The two-year ratio dropped to 103.2% on Thursday from 106.7% on Monday. The 10-year ratio fell to 114.8% on Thursday from 117.7%. And the 30-year ratio dropped slightly to 117.5% from 118% at the beginning of the week.
Munis have continued to outperform Treasuries for the month of June as ratios have consistently fallen since June 1. The two-year ratio fell from 123.1% at the beginning of June while the 10-year ratio fell from 119.9% at the start of the month. The 30-year ratio dropped from 120.6% at the start of June.

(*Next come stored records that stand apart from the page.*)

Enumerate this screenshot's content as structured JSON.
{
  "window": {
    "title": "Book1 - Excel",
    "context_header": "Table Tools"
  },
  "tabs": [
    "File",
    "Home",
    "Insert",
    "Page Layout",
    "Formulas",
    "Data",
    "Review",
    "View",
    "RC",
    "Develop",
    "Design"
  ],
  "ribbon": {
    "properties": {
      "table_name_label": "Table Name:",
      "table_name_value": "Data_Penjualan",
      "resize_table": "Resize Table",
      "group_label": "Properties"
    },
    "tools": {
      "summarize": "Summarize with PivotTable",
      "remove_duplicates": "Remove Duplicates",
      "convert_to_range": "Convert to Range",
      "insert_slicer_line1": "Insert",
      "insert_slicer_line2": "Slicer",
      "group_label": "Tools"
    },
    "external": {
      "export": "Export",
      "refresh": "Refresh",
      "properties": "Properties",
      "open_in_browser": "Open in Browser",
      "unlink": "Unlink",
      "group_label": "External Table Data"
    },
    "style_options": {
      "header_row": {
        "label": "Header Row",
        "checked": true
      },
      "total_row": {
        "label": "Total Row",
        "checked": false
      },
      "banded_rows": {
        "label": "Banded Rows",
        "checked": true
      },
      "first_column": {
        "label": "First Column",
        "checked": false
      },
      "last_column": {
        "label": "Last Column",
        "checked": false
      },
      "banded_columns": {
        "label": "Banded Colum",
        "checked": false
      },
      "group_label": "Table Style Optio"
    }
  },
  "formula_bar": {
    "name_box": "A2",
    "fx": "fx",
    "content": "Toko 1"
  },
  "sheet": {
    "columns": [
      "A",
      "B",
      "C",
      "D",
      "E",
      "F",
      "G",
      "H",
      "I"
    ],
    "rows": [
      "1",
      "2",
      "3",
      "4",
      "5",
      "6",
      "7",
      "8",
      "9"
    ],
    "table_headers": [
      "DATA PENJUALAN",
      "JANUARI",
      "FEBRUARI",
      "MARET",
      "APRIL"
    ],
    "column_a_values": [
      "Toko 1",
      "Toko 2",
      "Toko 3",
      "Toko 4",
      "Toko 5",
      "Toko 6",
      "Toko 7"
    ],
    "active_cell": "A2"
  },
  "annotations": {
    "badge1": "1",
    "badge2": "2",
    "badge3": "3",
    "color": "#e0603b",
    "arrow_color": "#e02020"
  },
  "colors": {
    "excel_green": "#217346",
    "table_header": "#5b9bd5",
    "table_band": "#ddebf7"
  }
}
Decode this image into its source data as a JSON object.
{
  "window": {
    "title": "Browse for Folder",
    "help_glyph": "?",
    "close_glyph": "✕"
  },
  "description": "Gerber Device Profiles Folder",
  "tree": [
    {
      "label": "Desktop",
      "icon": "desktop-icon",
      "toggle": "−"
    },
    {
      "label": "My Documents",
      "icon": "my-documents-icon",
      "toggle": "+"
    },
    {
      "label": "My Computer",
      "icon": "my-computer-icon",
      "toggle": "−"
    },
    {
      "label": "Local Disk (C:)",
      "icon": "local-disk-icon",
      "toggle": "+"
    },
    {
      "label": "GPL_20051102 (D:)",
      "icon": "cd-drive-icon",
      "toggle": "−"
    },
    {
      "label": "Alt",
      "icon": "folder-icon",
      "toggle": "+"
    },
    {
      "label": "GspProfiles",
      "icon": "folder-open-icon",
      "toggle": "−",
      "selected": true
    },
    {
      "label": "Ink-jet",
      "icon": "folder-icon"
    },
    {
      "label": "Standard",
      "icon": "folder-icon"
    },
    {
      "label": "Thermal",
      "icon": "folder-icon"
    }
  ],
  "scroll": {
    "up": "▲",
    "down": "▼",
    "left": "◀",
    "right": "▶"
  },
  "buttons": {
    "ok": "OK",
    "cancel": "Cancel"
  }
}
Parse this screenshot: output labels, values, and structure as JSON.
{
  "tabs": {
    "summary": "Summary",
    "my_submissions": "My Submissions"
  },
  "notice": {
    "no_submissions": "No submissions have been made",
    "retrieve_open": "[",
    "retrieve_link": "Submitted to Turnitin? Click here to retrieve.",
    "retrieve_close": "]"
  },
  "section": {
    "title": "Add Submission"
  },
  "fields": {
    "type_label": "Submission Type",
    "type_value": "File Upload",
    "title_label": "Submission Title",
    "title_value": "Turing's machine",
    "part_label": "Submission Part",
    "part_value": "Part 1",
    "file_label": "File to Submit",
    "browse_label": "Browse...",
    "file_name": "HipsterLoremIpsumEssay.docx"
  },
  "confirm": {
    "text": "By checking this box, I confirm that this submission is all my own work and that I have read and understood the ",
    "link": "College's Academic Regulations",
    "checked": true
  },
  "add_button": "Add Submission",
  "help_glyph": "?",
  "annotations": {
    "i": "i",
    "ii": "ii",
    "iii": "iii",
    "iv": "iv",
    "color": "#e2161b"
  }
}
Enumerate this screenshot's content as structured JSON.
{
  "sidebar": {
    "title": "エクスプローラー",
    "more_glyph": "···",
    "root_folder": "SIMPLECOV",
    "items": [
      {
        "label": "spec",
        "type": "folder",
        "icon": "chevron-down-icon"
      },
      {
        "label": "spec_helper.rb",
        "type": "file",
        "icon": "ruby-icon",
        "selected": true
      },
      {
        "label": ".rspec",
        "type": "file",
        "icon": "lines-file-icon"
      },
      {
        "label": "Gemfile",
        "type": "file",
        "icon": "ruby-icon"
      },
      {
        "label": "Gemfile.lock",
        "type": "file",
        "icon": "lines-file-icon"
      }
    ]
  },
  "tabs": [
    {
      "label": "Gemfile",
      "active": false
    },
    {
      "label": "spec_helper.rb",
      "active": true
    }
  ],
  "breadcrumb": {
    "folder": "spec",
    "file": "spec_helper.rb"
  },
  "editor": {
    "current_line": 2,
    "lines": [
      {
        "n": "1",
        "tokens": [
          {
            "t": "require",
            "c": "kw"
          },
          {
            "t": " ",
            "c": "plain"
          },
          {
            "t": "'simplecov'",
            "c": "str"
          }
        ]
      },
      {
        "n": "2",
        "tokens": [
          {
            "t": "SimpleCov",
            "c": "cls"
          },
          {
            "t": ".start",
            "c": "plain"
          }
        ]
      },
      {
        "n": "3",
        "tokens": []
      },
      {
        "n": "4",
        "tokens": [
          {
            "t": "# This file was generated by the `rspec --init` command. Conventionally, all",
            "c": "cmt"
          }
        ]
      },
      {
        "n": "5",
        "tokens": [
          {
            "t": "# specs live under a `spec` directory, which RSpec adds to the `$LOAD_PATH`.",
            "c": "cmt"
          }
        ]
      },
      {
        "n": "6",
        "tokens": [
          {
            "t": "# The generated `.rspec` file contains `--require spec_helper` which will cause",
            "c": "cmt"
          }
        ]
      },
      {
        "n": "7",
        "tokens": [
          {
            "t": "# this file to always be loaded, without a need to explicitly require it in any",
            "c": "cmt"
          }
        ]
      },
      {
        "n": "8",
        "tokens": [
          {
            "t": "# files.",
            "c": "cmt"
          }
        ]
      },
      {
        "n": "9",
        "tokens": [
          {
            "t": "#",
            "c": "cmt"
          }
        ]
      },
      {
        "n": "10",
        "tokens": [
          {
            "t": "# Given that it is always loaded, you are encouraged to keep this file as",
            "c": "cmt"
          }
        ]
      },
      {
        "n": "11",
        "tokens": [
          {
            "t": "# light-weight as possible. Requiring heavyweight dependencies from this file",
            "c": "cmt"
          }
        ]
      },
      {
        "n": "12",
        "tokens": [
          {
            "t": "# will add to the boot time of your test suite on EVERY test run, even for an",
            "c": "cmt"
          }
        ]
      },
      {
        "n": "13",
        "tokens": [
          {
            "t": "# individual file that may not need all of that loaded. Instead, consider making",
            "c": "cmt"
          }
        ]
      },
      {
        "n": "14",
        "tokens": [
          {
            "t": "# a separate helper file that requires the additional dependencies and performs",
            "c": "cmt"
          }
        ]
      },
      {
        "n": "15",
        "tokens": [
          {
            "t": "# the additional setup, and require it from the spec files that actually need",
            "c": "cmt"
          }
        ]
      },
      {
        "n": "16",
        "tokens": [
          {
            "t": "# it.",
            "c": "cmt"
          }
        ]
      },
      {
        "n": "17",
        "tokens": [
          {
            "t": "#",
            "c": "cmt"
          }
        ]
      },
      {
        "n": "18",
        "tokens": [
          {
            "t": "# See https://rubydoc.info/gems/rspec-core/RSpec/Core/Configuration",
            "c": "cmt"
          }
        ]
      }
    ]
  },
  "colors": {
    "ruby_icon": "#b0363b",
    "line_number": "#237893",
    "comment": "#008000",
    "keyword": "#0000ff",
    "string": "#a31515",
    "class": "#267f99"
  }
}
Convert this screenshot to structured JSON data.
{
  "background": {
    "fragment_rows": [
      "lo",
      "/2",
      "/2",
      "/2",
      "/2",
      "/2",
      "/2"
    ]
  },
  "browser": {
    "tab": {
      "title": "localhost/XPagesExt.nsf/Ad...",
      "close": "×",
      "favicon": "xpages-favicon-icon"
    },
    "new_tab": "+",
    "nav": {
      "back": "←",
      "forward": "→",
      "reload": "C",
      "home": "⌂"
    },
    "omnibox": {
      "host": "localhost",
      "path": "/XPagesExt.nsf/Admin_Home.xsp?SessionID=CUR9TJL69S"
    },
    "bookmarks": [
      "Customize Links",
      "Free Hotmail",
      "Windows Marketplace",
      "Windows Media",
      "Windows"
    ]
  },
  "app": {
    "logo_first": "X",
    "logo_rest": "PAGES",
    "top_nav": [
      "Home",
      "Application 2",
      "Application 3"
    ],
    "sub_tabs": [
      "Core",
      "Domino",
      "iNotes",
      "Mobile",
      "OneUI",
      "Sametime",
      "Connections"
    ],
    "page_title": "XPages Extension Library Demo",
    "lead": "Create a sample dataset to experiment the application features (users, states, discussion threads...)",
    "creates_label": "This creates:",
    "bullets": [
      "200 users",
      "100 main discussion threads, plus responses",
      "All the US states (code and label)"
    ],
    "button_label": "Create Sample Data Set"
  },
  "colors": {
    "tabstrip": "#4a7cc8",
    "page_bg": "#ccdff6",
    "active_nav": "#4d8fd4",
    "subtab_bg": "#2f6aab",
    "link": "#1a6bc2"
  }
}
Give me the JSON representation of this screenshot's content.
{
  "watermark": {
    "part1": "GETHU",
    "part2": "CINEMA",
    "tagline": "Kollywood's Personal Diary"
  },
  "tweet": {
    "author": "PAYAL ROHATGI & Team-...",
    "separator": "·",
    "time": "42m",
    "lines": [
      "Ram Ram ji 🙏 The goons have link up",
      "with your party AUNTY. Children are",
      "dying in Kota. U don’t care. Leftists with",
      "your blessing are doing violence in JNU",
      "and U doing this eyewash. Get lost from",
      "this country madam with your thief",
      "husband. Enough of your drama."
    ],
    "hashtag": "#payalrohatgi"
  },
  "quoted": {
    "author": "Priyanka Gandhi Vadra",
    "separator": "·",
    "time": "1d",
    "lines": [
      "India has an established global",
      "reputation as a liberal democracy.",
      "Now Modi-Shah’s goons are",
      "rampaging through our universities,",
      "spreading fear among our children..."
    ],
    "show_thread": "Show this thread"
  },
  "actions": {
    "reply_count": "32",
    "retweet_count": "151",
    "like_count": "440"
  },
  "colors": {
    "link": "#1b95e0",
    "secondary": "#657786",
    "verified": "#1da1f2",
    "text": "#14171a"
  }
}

In other muni news, buy-side sources said the $667 million Detroit Water and Sewerage Department new-money and refunding fit the bill among retail and institutional investors because of its yields and strong security pledge. And even though Michigan supply has been somewhat plentiful lately, the deal was still highly sought-after, they said.
Goldman, Sachs & Co. priced the deal on Wednesday after delaying it last week because the city was unsure if it could make scheduled debt payments due to a dispute with Michigan.
Bonds insured by Assured Guaranty Municipal Corp. had yields ranging from 1.72% with a 5% coupon in 2014 to 5.30% with a 5.25% coupon in 2039. Yields were lowered 10 basis points in the repricing, but still appeared relatively attractive when compared to the generic, triple-A general obligation scale in 2039 published by MMD.
In addition, the uninsured bonds yielded 2.12% with a 5% coupon in 2015 and 5.30% with a 5.25% coupon in 2039. Both the insured and uninsured 2039 maturities were priced 16 basis points cheaper than the comparable MMD scale.
John Hallacy, head of municipal research at Bank of America Merrill Lynch, said “any paper with some yield in this market is of interest to buyers.”
He said investors value the fact that there is a lien on system revenue and the service area is larger than the city proper. “Ratings are higher for the system than for the GO,” he explained.
John Mousseau, managing director and portfolio manager at Cumberland Advisors in Vineland, N.J., agreed. “The lien on the sewer revs is what makes the credit,” he said.
The day before the pricing, Mousseau predicted the deal was to be a “food fight” – even though Michigan supply, particularly current refunding, has been fairly robust in recent months.
“The overall state of Michigan away from Detroit is actually improving so Michigan paper — which trades cheaper because of the headline risk associated with Detroit — has been a very good buy for national accounts,” he explained. “I think retail is pretty good with this name and the deal was priced pretty cheap.”